Think we can’t guess what’s keeping you awake at night? Don’t be so certain…
Everything from your age and gender to your toothpaste (yes, really) could be keeping you awake at night. Many of the factors right here are simply luck of the draw and part and parcel of being you. Yet some are well within your control, giving you the chance to improve your sleep with our help. So without further ado, here’s the bad news about why you’re losing sleep now and in future.
1. Your Age
If only sleep got easier with experience. But, alas, your sleep pattern worsens with age – partly because you produce less of the sleep hormone melatonin.
You could find it harder to nod off from as early as your mid-30s. And as you age, you’ll experience less non-REM sleep – meaning that you won’t sleep for as long or as deeply as you did in your younger years. Worse still, you’ll likely spend longer in bed, but less time sleeping. And you could wake as many as three or four times on an average night, costing you sleep. Oh the joy.
2. Your Genetics

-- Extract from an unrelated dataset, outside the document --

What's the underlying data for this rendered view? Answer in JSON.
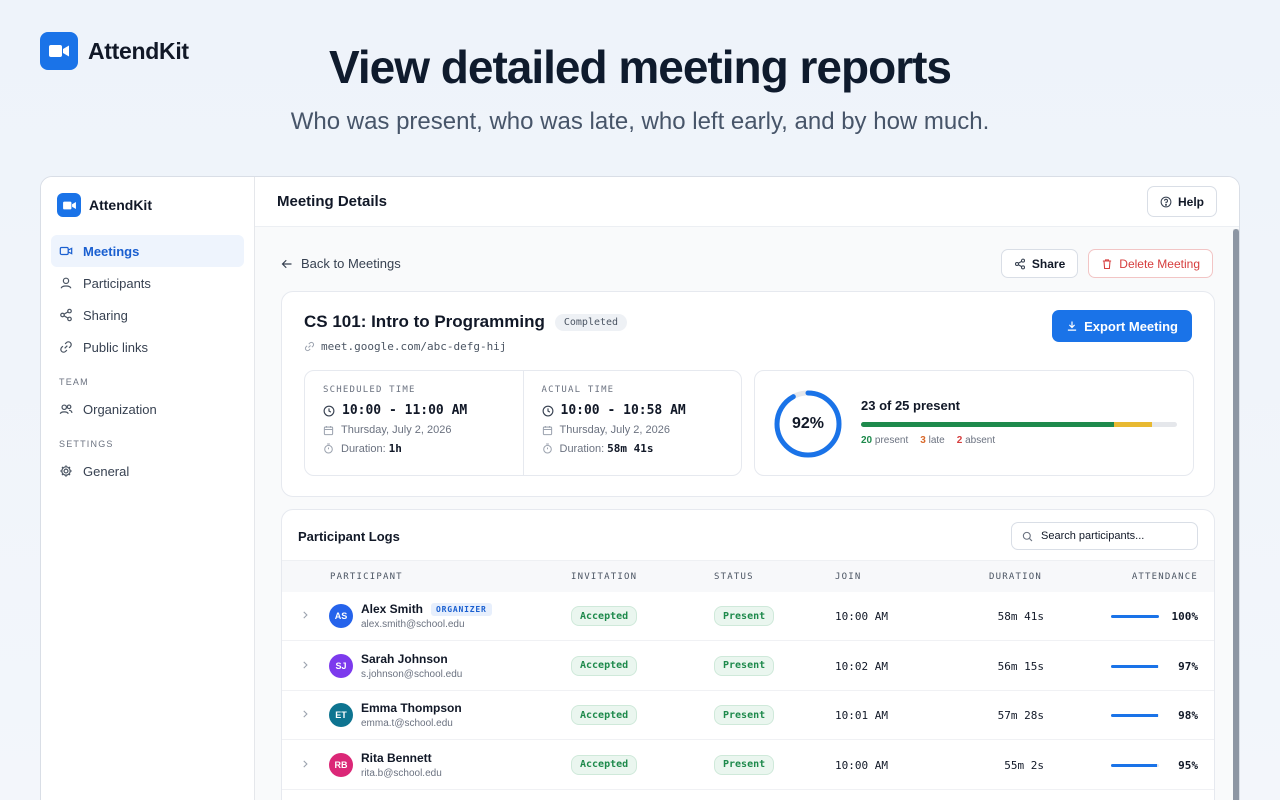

If you have a mutation in your CYR1 gene, you’re more likely to stay up late into the night when you should be snoozing – making it harder for you to concentrate the next day. It produces a protein that makes you sleep and wake up – but if yours is producing too much, you’ll find it harder to sleep at a reasonable time and there’s not a great deal you can do about it.
3. Your gender
Ladies, you drew the short straw again, because studies show that you get less and poorer quality sleep than men. Not only do women take longer to drift off, but you wake up for longer in the night – says Kevin Morgan, the Director of Loughborough University’s Sleep Research Centre. Other studies claim that women multitask more than men, which supposedly explains why more active female minds need more sleep.
4. Your broken bed base
A broken slat in your wooden bed frame or a dent in your divan base could be robbing you of sleep. You won’t feel the full benefit of a great mattress when it’s not properly supported from below – because it’ll become lumpy and bumpy. So replace your bed base or frame when it’s past its prime.
5. Your weekend lie in’s
An extra few hours sleep on your days off has the effect of crossing a time zone, by throwing your circadian rhythm out of whack for the rest of the week. Stick to your normal sleep routine, every day of the week, to avoid social jet lag – which steals your sleep.
6. Your relationship status
Singletons, your lack of a love life could see you sleeping less than loved up couples. In a recent study, 67% of married people slept seven hours or more a night compared to 62% of unmarried folk and 56% of divorcees or widows.
University of Pittsburgh Psychology Professor Wendy Troxel went on to say that sleeping with your partner gives you a greater feeling of safety and security – reducing the amount of stress hormone cortisol. The less of that, the better you sleep. So as much as your other half may kick, steal your duvet or snore, cuddle them close tonight.
7. Your minty fresh toothpaste, tea or vitamins
Peppermint flavoured toothpaste or tea is great for keeping you alert and focussed, because it stimulates your brain. But peppermint is less great when it comes to switching off for the day and going to bed. Experiment with a different flavoured toothpaste or brush your teeth earlier in the evening to see whether you sleep better.
8. Your postcode
Live in Coventry, Belfast, Cambridge, York or Birmingham? Unlucky, because The Telegraph said that you get the least amount of sleep in the country – from as little as 5 hours 59 minutes to 6 hours 8 minutes. Meanwhile, the best rested folk are sleeping soundly, for an average of up to 7 hours 4 minutes, in Wrexham, Brighton, Aberdeen, Portsmouth and Sheffield. Now remember, Bed Guru deliver a great night’s sleep anywhere at home and abroad.
9. Your craving for citrus
Tempted to snack on oranges after dinner or drink a lemon-flavoured drink before bed? Heck, do you wash your bedding in lemon-scented powders? Think again. Citrus smells stimulate your brain and increase your energy levels, stealing your sleep.
And that’s not all. Unless your doctor tells you otherwise, consider taking your vitamins in the morning, rather than at night – because vitamins such as B12 and B6 boost your energy levels, making it harder for you to switch off and sleep.
10. Your cold water routine
Splashing your face with cold water may well be your nightly ritual. But it stimulates your body to release energy to keep warm and stay awake. So if you want an ideal night’s sleep, perhaps save it until morning.
Cover image copyright elhombredenegro licensed for use under Creative Commons.